Lopez, Alonso. Carte de l’Archipel de St. Lazare ou les Isles Marianes. 1764 Map.

Moore, Darlene R.  “Measuring Change in Marianas Pottery: The Sequence of Pottery Production at Tarague, Guam.” MA thesis, University of Guam, 1983.

National Geographic Society. Understanding the Origins of Human Settlement in Micronesia: Interdisciplinary Investigations at Tarague, Guam, Mariana Islands. By Hiro Kurashina, Erwin Ray, Russell Clayshulte, Steve Amesbury, Richard Randall, Barry Smith, and Rebecca A. Stephenson. Mangilao: MARC, 1987.

Osborn, Douglas. “Chamorro Archaeology.” Unpublished manuscript, 1947, typescript. University of Washington.

Ray, Erwin R. “The Material Culture of Prehistoric Tarague Beach, Guam.” MA thesis, Arizona State University, 1981.

Reinman, Fred.
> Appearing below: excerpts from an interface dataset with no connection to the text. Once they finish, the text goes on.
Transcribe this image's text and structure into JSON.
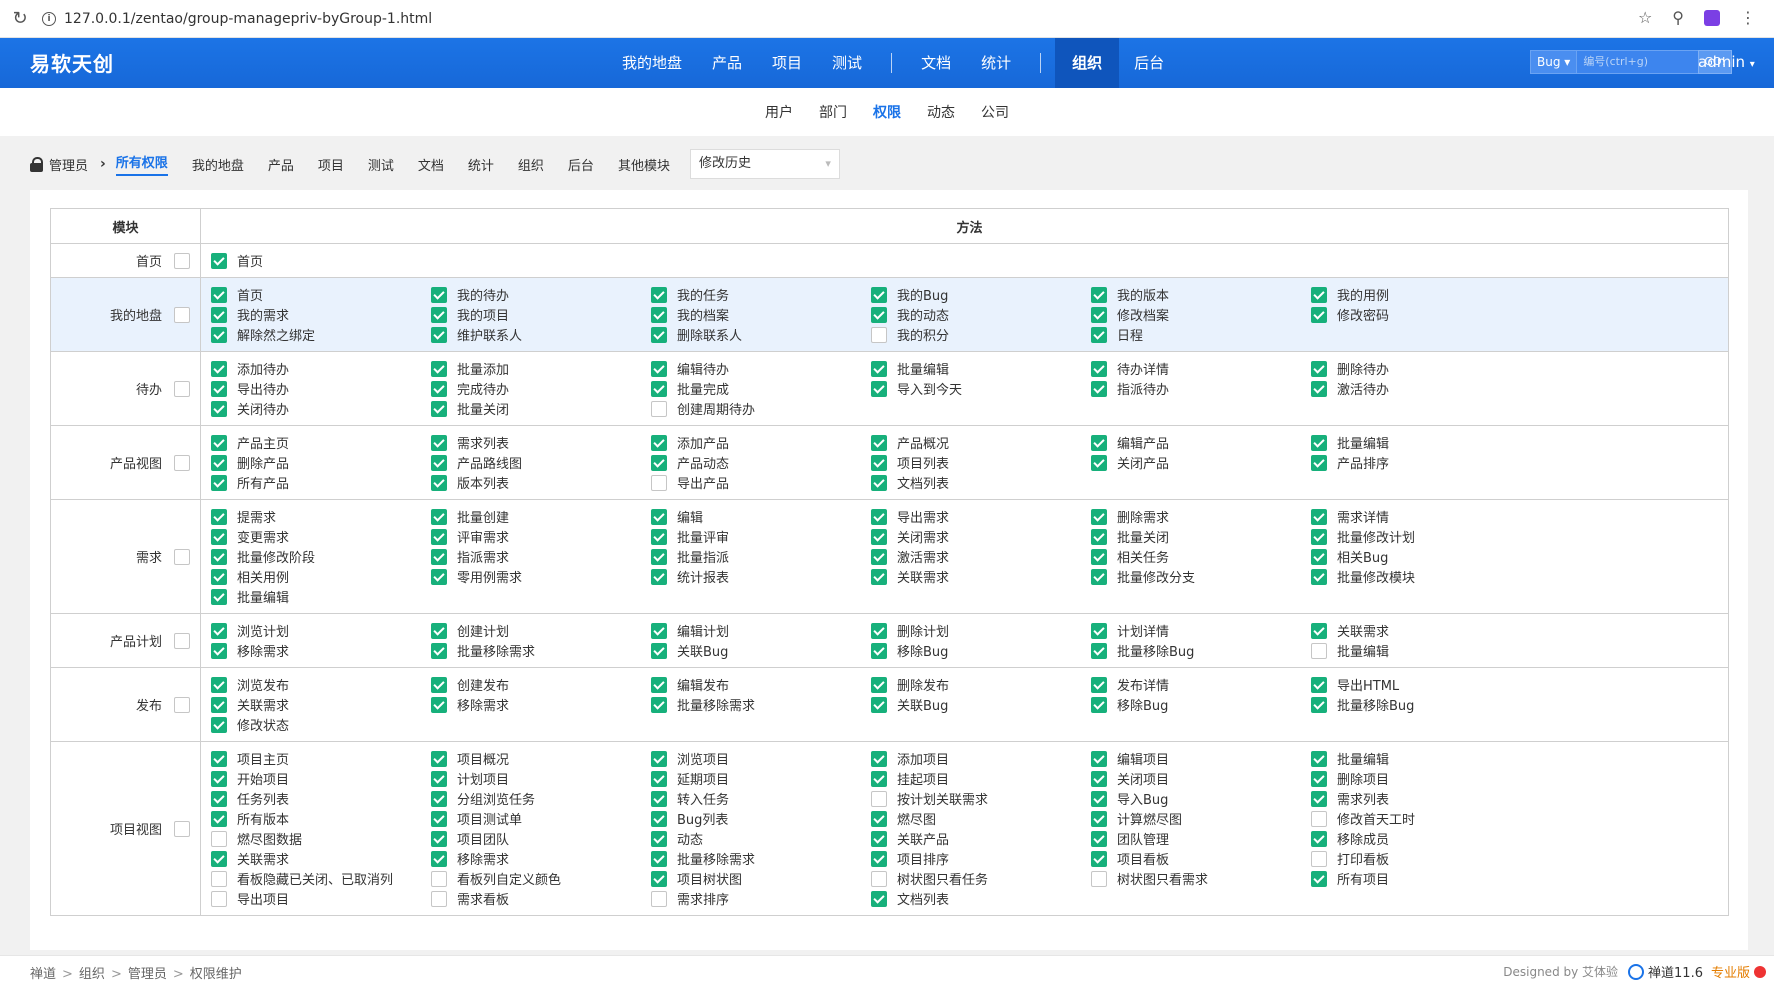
{
  "browser": {
    "url": "127.0.0.1/zentao/group-managepriv-byGroup-1.html"
  },
  "app": {
    "brand": "易软天创",
    "main_nav": [
      "我的地盘",
      "产品",
      "项目",
      "测试",
      "|",
      "文档",
      "统计",
      "|",
      "组织",
      "后台"
    ],
    "main_nav_active": "组织",
    "search": {
      "type": "Bug",
      "placeholder": "编号(ctrl+g)",
      "go": "GO!"
    },
    "user": "admin"
  },
  "sub_nav": {
    "items": [
      "用户",
      "部门",
      "权限",
      "动态",
      "公司"
    ],
    "active": "权限"
  },
  "toolbar": {
    "group": "管理员",
    "items": [
      "所有权限",
      "我的地盘",
      "产品",
      "项目",
      "测试",
      "文档",
      "统计",
      "组织",
      "后台",
      "其他模块"
    ],
    "active": "所有权限",
    "history_select": "修改历史"
  },
  "table": {
    "header_module": "模块",
    "header_method": "方法",
    "rows": [
      {
        "module": "首页",
        "checked": false,
        "items": [
          [
            "首页",
            true
          ]
        ]
      },
      {
        "module": "我的地盘",
        "checked": false,
        "items": [
          [
            "首页",
            true
          ],
          [
            "我的待办",
            true
          ],
          [
            "我的任务",
            true
          ],
          [
            "我的Bug",
            true
          ],
          [
            "我的版本",
            true
          ],
          [
            "我的用例",
            true
          ],
          [
            "我的需求",
            true
          ],
          [
            "我的项目",
            true
          ],
          [
            "我的档案",
            true
          ],
          [
            "我的动态",
            true
          ],
          [
            "修改档案",
            true
          ],
          [
            "修改密码",
            true
          ],
          [
            "解除然之绑定",
            true
          ],
          [
            "维护联系人",
            true
          ],
          [
            "删除联系人",
            true
          ],
          [
            "我的积分",
            false
          ],
          [
            "日程",
            true
          ]
        ]
      },
      {
        "module": "待办",
        "checked": false,
        "items": [
          [
            "添加待办",
            true
          ],
          [
            "批量添加",
            true
          ],
          [
            "编辑待办",
            true
          ],
          [
            "批量编辑",
            true
          ],
          [
            "待办详情",
            true
          ],
          [
            "删除待办",
            true
          ],
          [
            "导出待办",
            true
          ],
          [
            "完成待办",
            true
          ],
          [
            "批量完成",
            true
          ],
          [
            "导入到今天",
            true
          ],
          [
            "指派待办",
            true
          ],
          [
            "激活待办",
            true
          ],
          [
            "关闭待办",
            true
          ],
          [
            "批量关闭",
            true
          ],
          [
            "创建周期待办",
            false
          ]
        ]
      },
      {
        "module": "产品视图",
        "checked": false,
        "items": [
          [
            "产品主页",
            true
          ],
          [
            "需求列表",
            true
          ],
          [
            "添加产品",
            true
          ],
          [
            "产品概况",
            true
          ],
          [
            "编辑产品",
            true
          ],
          [
            "批量编辑",
            true
          ],
          [
            "删除产品",
            true
          ],
          [
            "产品路线图",
            true
          ],
          [
            "产品动态",
            true
          ],
          [
            "项目列表",
            true
          ],
          [
            "关闭产品",
            true
          ],
          [
            "产品排序",
            true
          ],
          [
            "所有产品",
            true
          ],
          [
            "版本列表",
            true
          ],
          [
            "导出产品",
            false
          ],
          [
            "文档列表",
            true
          ]
        ]
      },
      {
        "module": "需求",
        "checked": false,
        "items": [
          [
            "提需求",
            true
          ],
          [
            "批量创建",
            true
          ],
          [
            "编辑",
            true
          ],
          [
            "导出需求",
            true
          ],
          [
            "删除需求",
            true
          ],
          [
            "需求详情",
            true
          ],
          [
            "变更需求",
            true
          ],
          [
            "评审需求",
            true
          ],
          [
            "批量评审",
            true
          ],
          [
            "关闭需求",
            true
          ],
          [
            "批量关闭",
            true
          ],
          [
            "批量修改计划",
            true
          ],
          [
            "批量修改阶段",
            true
          ],
          [
            "指派需求",
            true
          ],
          [
            "批量指派",
            true
          ],
          [
            "激活需求",
            true
          ],
          [
            "相关任务",
            true
          ],
          [
            "相关Bug",
            true
          ],
          [
            "相关用例",
            true
          ],
          [
            "零用例需求",
            true
          ],
          [
            "统计报表",
            true
          ],
          [
            "关联需求",
            true
          ],
          [
            "批量修改分支",
            true
          ],
          [
            "批量修改模块",
            true
          ],
          [
            "批量编辑",
            true
          ]
        ]
      },
      {
        "module": "产品计划",
        "checked": false,
        "items": [
          [
            "浏览计划",
            true
          ],
          [
            "创建计划",
            true
          ],
          [
            "编辑计划",
            true
          ],
          [
            "删除计划",
            true
          ],
          [
            "计划详情",
            true
          ],
          [
            "关联需求",
            true
          ],
          [
            "移除需求",
            true
          ],
          [
            "批量移除需求",
            true
          ],
          [
            "关联Bug",
            true
          ],
          [
            "移除Bug",
            true
          ],
          [
            "批量移除Bug",
            true
          ],
          [
            "批量编辑",
            false
          ]
        ]
      },
      {
        "module": "发布",
        "checked": false,
        "items": [
          [
            "浏览发布",
            true
          ],
          [
            "创建发布",
            true
          ],
          [
            "编辑发布",
            true
          ],
          [
            "删除发布",
            true
          ],
          [
            "发布详情",
            true
          ],
          [
            "导出HTML",
            true
          ],
          [
            "关联需求",
            true
          ],
          [
            "移除需求",
            true
          ],
          [
            "批量移除需求",
            true
          ],
          [
            "关联Bug",
            true
          ],
          [
            "移除Bug",
            true
          ],
          [
            "批量移除Bug",
            true
          ],
          [
            "修改状态",
            true
          ]
        ]
      },
      {
        "module": "项目视图",
        "checked": false,
        "items": [
          [
            "项目主页",
            true
          ],
          [
            "项目概况",
            true
          ],
          [
            "浏览项目",
            true
          ],
          [
            "添加项目",
            true
          ],
          [
            "编辑项目",
            true
          ],
          [
            "批量编辑",
            true
          ],
          [
            "开始项目",
            true
          ],
          [
            "计划项目",
            true
          ],
          [
            "延期项目",
            true
          ],
          [
            "挂起项目",
            true
          ],
          [
            "关闭项目",
            true
          ],
          [
            "删除项目",
            true
          ],
          [
            "任务列表",
            true
          ],
          [
            "分组浏览任务",
            true
          ],
          [
            "转入任务",
            true
          ],
          [
            "按计划关联需求",
            false
          ],
          [
            "导入Bug",
            true
          ],
          [
            "需求列表",
            true
          ],
          [
            "所有版本",
            true
          ],
          [
            "项目测试单",
            true
          ],
          [
            "Bug列表",
            true
          ],
          [
            "燃尽图",
            true
          ],
          [
            "计算燃尽图",
            true
          ],
          [
            "修改首天工时",
            false
          ],
          [
            "燃尽图数据",
            false
          ],
          [
            "项目团队",
            true
          ],
          [
            "动态",
            true
          ],
          [
            "关联产品",
            true
          ],
          [
            "团队管理",
            true
          ],
          [
            "移除成员",
            true
          ],
          [
            "关联需求",
            true
          ],
          [
            "移除需求",
            true
          ],
          [
            "批量移除需求",
            true
          ],
          [
            "项目排序",
            true
          ],
          [
            "项目看板",
            true
          ],
          [
            "打印看板",
            false
          ],
          [
            "看板隐藏已关闭、已取消列",
            false
          ],
          [
            "看板列自定义颜色",
            false
          ],
          [
            "项目树状图",
            true
          ],
          [
            "树状图只看任务",
            false
          ],
          [
            "树状图只看需求",
            false
          ],
          [
            "所有项目",
            true
          ],
          [
            "导出项目",
            false
          ],
          [
            "需求看板",
            false
          ],
          [
            "需求排序",
            false
          ],
          [
            "文档列表",
            true
          ]
        ]
      }
    ]
  },
  "footer": {
    "breadcrumbs": [
      "禅道",
      "组织",
      "管理员",
      "权限维护"
    ],
    "designed_by": "Designed by 艾体验",
    "version": "禅道11.6",
    "edition": "专业版"
  },
  "colors": {
    "brand_blue": "#1a73e8",
    "check_green": "#17b07b",
    "row_highlight": "#e9f2fd"
  }
}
An Archaeological Survey and Preliminary Test Excavations on the Island of Guam, Mariana Islands, 1965-1966. Mangilao: Micronesian Area Research Center, University of Guam, 1977.

–––– Notes on an Archaeological Survey of Guam, Mariana Islands, 1965-1966. Mangilao: Micronesian Area Research Center, University of Guam, 1977.

–––– Notes on an Archaeological Survey of Guam, Mariana Islands, 1965-1966. National Science Foundation (Grant #G5-662). Mangilao: Micronesian Area Research Center, University of Guam, 1966.

Thompson, Laura M. Archaeology of the Mariana Islands. Bernice P. Bishop Museum Bulletin, No. 100.  Honolulu: Bishop Museum Press, 1932.

US Department of the Interior National Park Service. General Report on Archeology and History of Guam. By Erik K. Reed. Sante Fe: NPS, 1952.